6) Electrons pass down a SECOND electron transport chain, to NADP+, reducing it to NADPH.
Thus, TWO electron-transport chains are involved in the light reactions.
As we saw in Chapter 6, in cellular respiration, some ATP synthesis occurs by “substrate-level phosphorylation”, and but most occurs by “chemiosmotic phosphorylation” .
Recall that chemiosmotic phosphorylation differs from substrate-level phosphorylation in that chemiosmotic phosphorylation involves the hydrogen ion concentration gradient generated by the electron-transport chain. In photosynthesis, the ATP is generated ENTIRELY by chemiosmotic phosphorylation. Because the energy to drive chemiosmotic phosphorylation in photosynthesis is provided by LIGHT, the process is called photophosphorylation.
The processes of chemiosmotic ATP synthesis in cellular respiration and in the light reactions of photosynthesis are very similar and share these common features:

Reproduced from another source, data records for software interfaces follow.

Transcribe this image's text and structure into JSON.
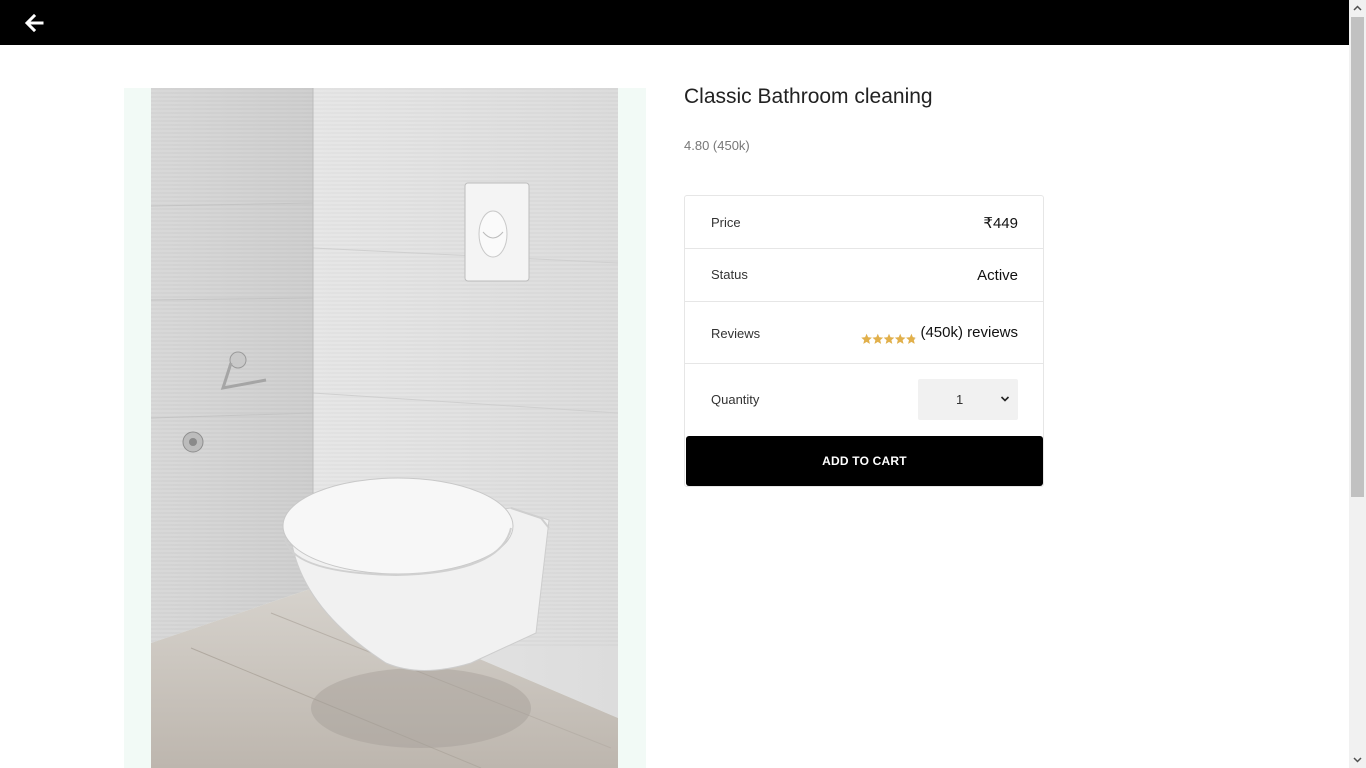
{
  "header": {
    "back_icon": "arrow-left-icon"
  },
  "product": {
    "title": "Classic Bathroom cleaning",
    "rating_summary": "4.80 (450k)",
    "rating": 4.8,
    "image_alt_subject": "wall-mounted toilet in tiled bathroom"
  },
  "details": {
    "price_label": "Price",
    "price_value": "₹449",
    "status_label": "Status",
    "status_value": "Active",
    "reviews_label": "Reviews",
    "reviews_value": "(450k) reviews",
    "quantity_label": "Quantity",
    "quantity_value": "1"
  },
  "actions": {
    "add_to_cart_label": "ADD TO CART"
  },
  "colors": {
    "header_bg": "#000000",
    "image_panel_bg": "#f2faf6",
    "star_color": "#e2b04a",
    "button_bg": "#000000",
    "button_text": "#ffffff"
  }
}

1) electrons flow from a high-energy state to a low-energy state as they are passed from one electron-carrier in the chain to the next.
2) electron-carriers in the chain pump hydrogen ions (H+) across membrane to generate a concentration gradient.

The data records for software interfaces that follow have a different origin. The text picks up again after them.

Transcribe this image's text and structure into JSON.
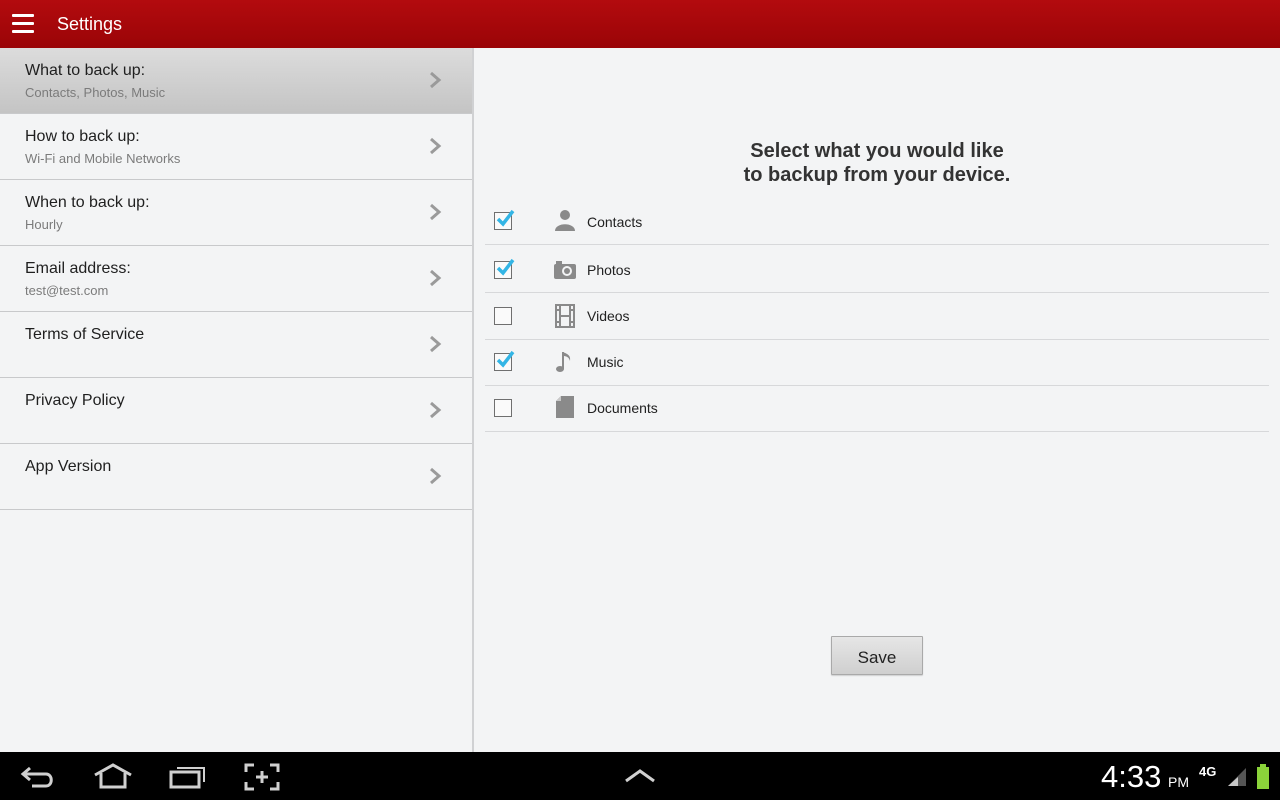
{
  "app_bar": {
    "title": "Settings",
    "menu_icon": "hamburger-menu-icon",
    "color": "#a8070b"
  },
  "sidebar": {
    "items": [
      {
        "label": "What to back up:",
        "sub": "Contacts, Photos, Music",
        "active": true
      },
      {
        "label": "How to back up:",
        "sub": "Wi-Fi and Mobile Networks"
      },
      {
        "label": "When to back up:",
        "sub": "Hourly"
      },
      {
        "label": "Email address:",
        "sub": "test@test.com"
      },
      {
        "label": "Terms of Service",
        "sub": ""
      },
      {
        "label": "Privacy Policy",
        "sub": ""
      },
      {
        "label": "App Version",
        "sub": ""
      }
    ]
  },
  "content": {
    "heading_line1": "Select what you would like",
    "heading_line2": "to backup from your device.",
    "options": [
      {
        "label": "Contacts",
        "checked": true,
        "icon": "person-icon"
      },
      {
        "label": "Photos",
        "checked": true,
        "icon": "camera-icon"
      },
      {
        "label": "Videos",
        "checked": false,
        "icon": "film-icon"
      },
      {
        "label": "Music",
        "checked": true,
        "icon": "music-note-icon"
      },
      {
        "label": "Documents",
        "checked": false,
        "icon": "document-icon"
      }
    ],
    "save_label": "Save",
    "check_color": "#33b5e5"
  },
  "system_bar": {
    "time": "4:33",
    "ampm": "PM",
    "network": "4G",
    "icons": [
      "back-icon",
      "home-icon",
      "recent-apps-icon",
      "screenshot-icon",
      "up-arrow-icon",
      "signal-icon",
      "battery-icon"
    ]
  }
}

3) H+ ions seeking to return back across the membrane are channeled through a special enzyme “port” (ATP synthase), that adds a phosphate group to ADP to generate ATP.
However, the processes of chemiosmotic ATP synthesis in cellular respiration and photosynthesis differ in two important respects:
1) In respiration, the final electron acceptor in the electron-transport chain is OXYGEN. In photosynthesis, the final electron acceptor in the electron-transport chain is NADP+.
2) In respiration, H+ ions are pumped across the inner mitochondrial membrane. In photosynthesis, H+ ions are pumped across the thylakoid membrane, into the thylakoid compartment.
Inputs = CO2, + ATP and NADPH (from light reactions!)
Products = GLUCOSE (C6H12O6)!! + ADP + + NADP+
An important intermediate in the Calvin Cycle is a 3-carbon molecule called glcyeraldehyde-3-phosphate or G3P, that is used not only for the production of glucose, but can be used by plants as a BUILDING BLOCK for other organic molecules as well.